_Record set:_
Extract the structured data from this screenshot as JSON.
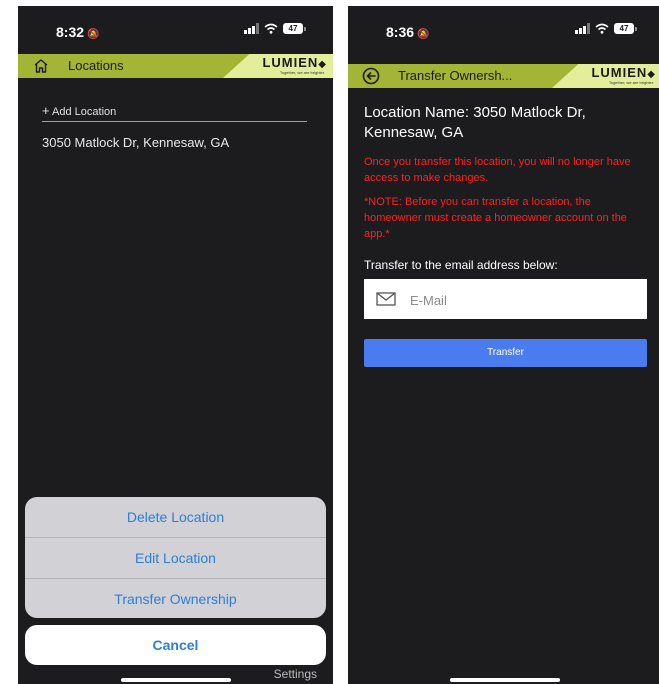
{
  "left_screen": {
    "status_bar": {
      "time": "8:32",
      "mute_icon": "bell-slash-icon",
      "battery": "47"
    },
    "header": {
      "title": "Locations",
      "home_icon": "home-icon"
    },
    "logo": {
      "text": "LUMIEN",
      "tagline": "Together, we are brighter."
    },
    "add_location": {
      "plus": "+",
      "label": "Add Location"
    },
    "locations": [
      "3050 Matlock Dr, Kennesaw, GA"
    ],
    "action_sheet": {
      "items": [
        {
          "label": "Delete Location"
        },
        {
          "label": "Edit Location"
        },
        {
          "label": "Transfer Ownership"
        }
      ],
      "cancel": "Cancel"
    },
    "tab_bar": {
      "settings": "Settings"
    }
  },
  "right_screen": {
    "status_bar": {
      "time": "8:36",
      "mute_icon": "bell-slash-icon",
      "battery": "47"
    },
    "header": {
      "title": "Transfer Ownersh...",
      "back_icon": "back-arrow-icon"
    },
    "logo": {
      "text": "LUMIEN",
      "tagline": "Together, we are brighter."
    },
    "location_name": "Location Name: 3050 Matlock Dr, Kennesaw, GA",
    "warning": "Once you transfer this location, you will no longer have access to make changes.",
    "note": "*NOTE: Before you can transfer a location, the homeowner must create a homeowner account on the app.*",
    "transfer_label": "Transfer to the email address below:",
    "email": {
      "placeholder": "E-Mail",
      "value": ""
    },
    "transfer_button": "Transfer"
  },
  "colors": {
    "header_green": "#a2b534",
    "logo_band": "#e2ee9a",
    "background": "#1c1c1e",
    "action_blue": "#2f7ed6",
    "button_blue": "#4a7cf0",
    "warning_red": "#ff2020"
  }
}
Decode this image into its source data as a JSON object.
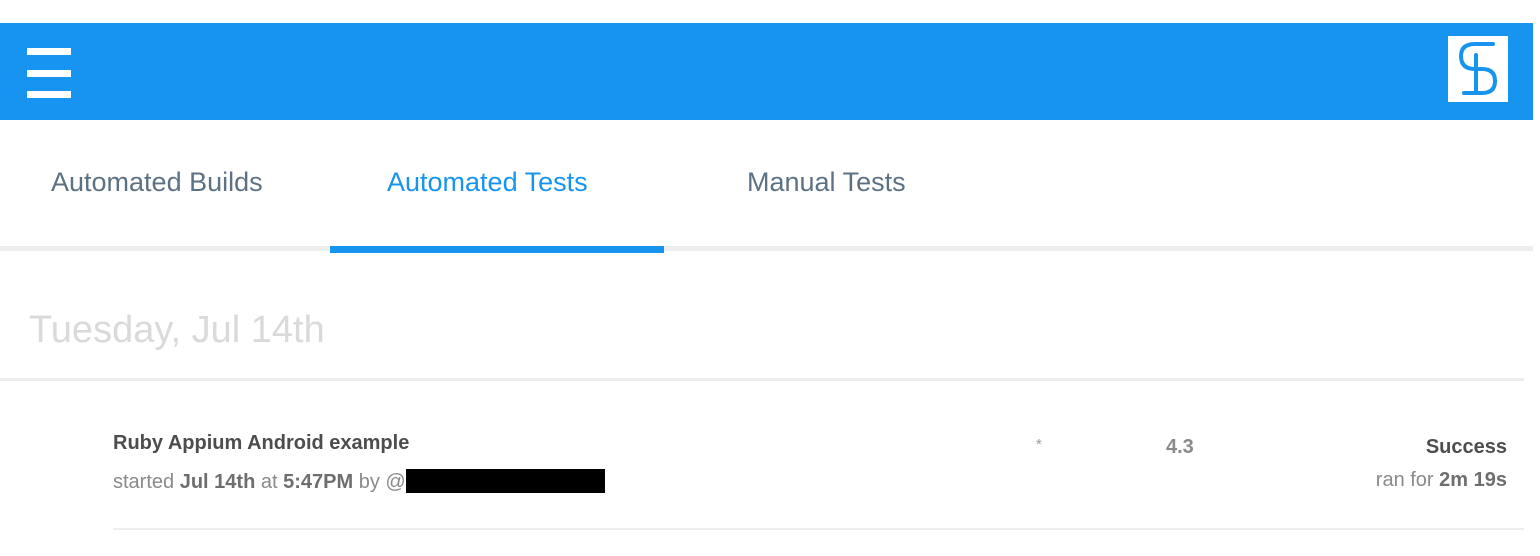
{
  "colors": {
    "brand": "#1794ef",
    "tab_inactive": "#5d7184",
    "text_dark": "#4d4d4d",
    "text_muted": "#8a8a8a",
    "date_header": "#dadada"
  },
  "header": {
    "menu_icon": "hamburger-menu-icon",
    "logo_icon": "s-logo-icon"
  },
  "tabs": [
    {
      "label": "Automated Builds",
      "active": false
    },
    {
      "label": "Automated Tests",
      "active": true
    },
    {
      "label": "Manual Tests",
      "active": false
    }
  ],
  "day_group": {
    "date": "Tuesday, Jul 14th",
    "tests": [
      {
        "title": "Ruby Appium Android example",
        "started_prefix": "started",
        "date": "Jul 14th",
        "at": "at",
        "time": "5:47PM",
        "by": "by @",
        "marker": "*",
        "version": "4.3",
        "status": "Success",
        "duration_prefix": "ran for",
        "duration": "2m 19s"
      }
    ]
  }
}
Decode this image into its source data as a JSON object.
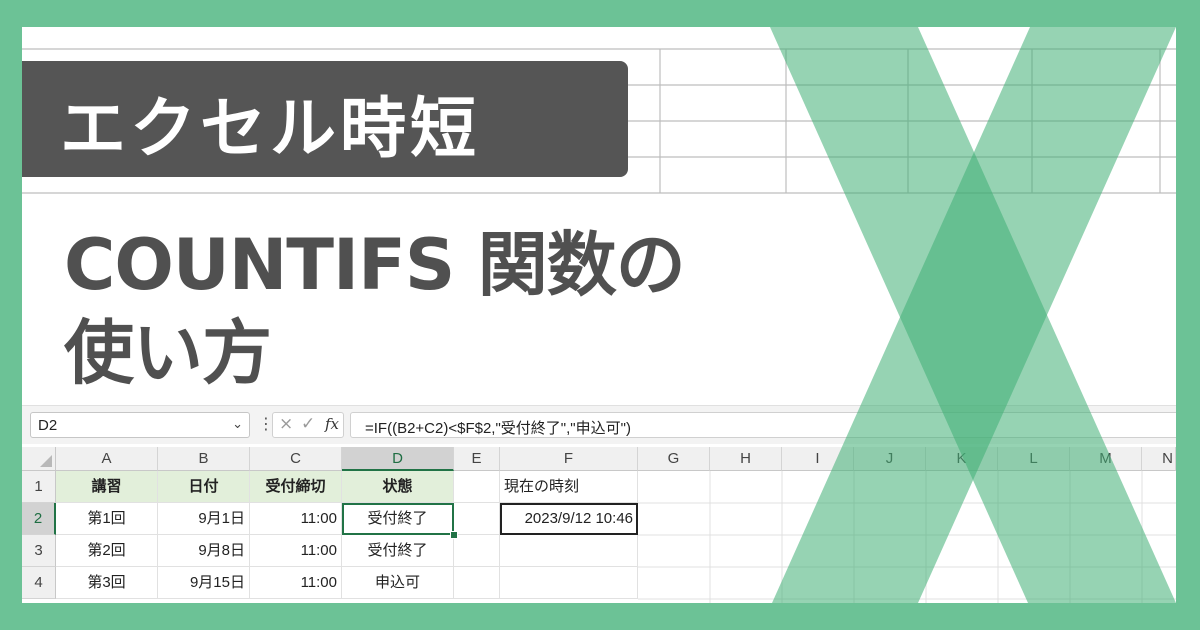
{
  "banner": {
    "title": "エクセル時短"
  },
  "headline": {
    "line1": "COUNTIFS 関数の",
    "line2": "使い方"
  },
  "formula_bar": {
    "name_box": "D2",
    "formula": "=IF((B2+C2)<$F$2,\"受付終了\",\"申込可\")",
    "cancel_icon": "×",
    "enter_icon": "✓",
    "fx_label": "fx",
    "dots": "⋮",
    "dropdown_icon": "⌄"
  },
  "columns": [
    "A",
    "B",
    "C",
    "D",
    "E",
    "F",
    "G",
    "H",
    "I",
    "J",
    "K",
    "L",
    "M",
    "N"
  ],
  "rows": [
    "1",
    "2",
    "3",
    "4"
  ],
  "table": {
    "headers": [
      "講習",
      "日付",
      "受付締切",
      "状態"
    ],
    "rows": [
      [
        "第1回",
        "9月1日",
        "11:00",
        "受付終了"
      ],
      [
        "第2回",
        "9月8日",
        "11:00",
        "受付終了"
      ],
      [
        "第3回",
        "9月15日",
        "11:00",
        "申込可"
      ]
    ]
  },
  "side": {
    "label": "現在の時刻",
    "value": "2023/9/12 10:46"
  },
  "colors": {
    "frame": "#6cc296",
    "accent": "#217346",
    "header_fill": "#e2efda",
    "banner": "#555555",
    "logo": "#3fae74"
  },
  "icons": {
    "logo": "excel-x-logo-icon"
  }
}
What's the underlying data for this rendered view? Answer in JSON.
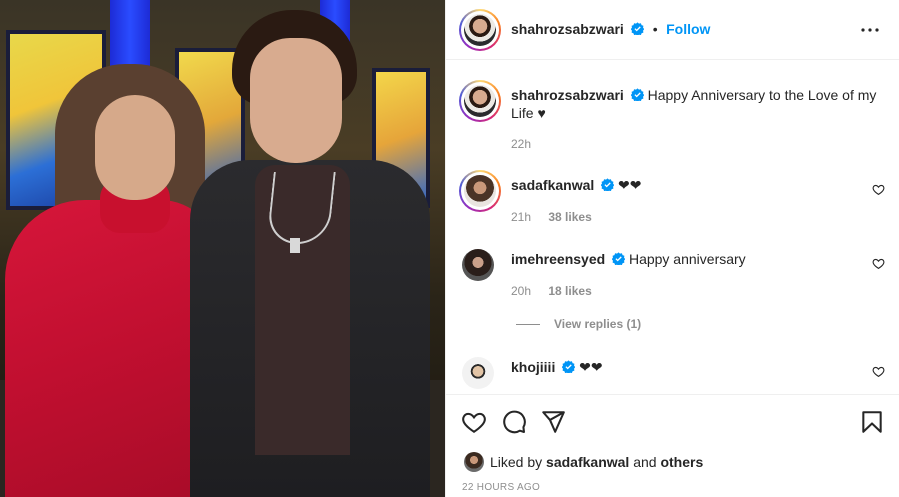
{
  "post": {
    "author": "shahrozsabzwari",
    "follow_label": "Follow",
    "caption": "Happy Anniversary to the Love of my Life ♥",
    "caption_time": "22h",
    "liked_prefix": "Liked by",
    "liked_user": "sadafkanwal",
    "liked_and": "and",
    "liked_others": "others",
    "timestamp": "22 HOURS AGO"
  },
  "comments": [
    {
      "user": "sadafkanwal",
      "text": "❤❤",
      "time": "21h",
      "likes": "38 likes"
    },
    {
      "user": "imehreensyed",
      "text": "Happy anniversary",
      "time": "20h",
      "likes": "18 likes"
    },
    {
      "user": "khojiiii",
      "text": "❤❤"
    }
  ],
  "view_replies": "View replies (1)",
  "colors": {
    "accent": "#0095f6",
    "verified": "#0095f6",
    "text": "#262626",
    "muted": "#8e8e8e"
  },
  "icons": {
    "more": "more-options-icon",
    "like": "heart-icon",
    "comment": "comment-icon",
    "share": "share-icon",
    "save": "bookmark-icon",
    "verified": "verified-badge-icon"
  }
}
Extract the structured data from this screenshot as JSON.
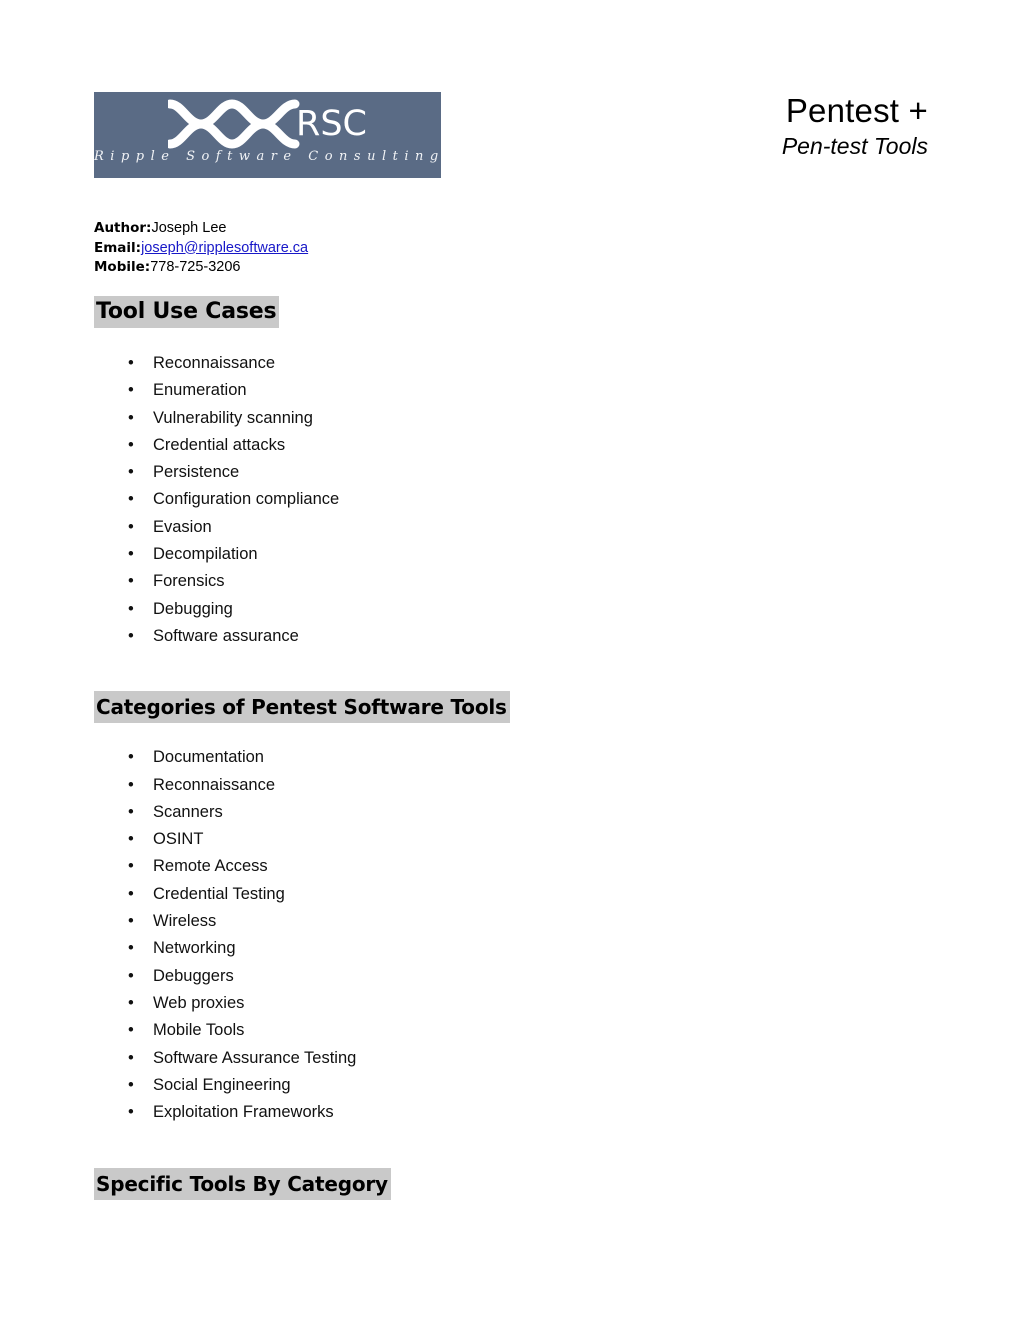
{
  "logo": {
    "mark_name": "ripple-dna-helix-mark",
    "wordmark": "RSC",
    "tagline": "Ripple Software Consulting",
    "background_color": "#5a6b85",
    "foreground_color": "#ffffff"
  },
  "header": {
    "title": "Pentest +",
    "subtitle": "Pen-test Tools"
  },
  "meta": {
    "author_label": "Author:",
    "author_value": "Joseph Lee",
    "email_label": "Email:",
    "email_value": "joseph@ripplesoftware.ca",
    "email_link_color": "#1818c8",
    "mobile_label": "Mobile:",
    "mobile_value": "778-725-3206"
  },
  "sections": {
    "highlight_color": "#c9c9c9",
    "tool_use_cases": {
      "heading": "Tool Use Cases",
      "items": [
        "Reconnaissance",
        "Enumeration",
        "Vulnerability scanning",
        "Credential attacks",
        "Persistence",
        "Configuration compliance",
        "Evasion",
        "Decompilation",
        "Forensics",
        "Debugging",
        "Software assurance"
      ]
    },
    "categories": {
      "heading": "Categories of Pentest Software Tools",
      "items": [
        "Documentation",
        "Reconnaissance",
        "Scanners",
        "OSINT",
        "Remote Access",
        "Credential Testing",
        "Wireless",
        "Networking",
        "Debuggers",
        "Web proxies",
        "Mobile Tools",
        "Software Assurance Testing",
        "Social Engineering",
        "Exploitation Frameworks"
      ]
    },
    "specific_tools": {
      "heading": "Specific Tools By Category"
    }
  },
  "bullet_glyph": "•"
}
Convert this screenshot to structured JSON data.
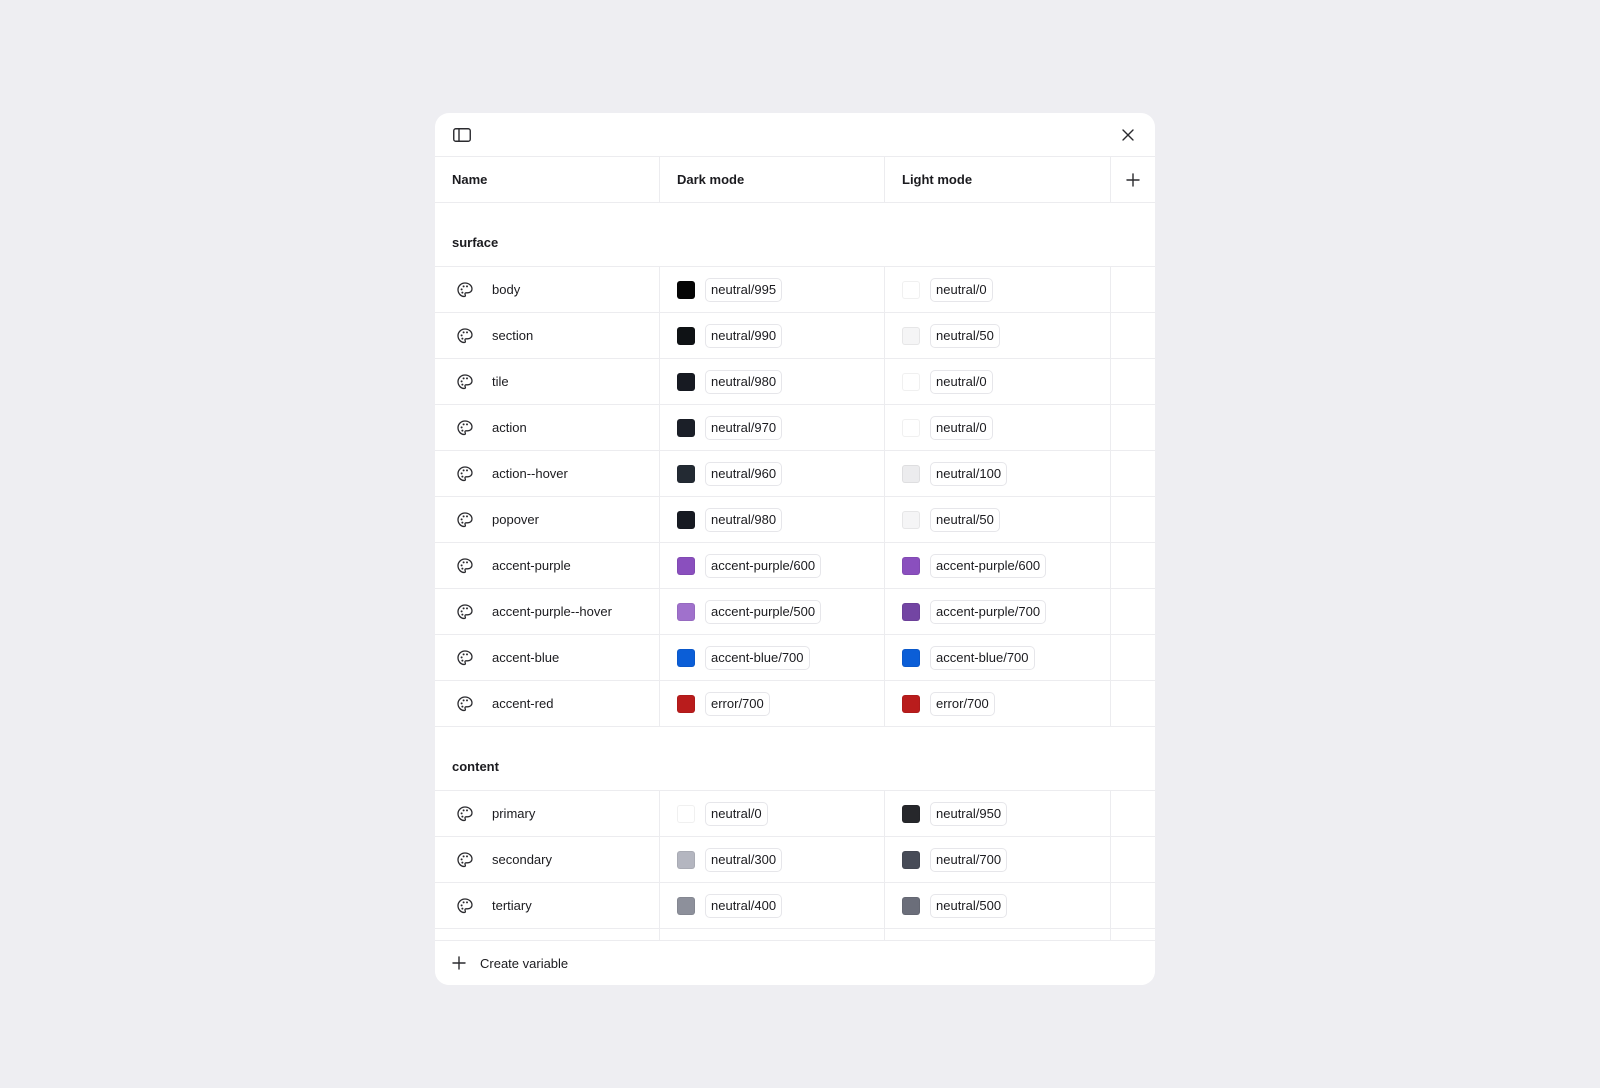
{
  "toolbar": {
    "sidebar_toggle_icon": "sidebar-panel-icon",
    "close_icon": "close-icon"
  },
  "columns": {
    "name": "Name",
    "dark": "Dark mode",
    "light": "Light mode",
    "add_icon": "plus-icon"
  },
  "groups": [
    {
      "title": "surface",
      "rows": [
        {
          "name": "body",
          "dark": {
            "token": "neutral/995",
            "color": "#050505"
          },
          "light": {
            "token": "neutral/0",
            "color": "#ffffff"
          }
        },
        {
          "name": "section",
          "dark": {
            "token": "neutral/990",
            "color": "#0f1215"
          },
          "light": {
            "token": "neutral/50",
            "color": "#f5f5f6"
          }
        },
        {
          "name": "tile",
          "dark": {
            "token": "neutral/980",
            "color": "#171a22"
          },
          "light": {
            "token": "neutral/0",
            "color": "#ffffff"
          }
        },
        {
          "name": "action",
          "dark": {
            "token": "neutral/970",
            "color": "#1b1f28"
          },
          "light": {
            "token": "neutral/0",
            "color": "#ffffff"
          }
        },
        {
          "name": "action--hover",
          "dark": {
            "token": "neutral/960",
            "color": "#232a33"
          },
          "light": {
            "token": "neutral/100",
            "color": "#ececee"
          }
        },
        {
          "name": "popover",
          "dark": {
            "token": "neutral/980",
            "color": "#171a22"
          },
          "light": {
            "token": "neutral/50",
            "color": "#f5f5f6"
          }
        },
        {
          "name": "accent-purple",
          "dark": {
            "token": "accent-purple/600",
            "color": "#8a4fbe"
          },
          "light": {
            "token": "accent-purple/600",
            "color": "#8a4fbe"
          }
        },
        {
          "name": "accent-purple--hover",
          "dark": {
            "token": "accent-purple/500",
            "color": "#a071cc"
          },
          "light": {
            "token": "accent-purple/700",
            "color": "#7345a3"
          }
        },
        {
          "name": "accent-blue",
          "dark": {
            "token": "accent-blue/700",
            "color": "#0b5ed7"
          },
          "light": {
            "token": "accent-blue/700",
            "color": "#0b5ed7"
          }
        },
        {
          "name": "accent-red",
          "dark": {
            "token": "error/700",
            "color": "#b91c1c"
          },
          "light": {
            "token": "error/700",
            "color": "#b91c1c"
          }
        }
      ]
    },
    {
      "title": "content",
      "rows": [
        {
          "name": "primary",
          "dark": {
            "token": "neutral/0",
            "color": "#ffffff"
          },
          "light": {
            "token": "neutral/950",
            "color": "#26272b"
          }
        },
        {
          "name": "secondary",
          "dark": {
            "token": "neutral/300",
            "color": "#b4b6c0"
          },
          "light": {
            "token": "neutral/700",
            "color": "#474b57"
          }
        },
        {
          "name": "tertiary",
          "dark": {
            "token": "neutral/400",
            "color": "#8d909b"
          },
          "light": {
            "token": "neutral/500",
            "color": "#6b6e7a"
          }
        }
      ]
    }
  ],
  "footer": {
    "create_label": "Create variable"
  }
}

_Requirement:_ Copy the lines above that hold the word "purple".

_Exercise response:_
          "name": "accent-purple",
            "token": "accent-purple/600",
            "token": "accent-purple/600",
          "name": "accent-purple--hover",
            "token": "accent-purple/500",
            "token": "accent-purple/700",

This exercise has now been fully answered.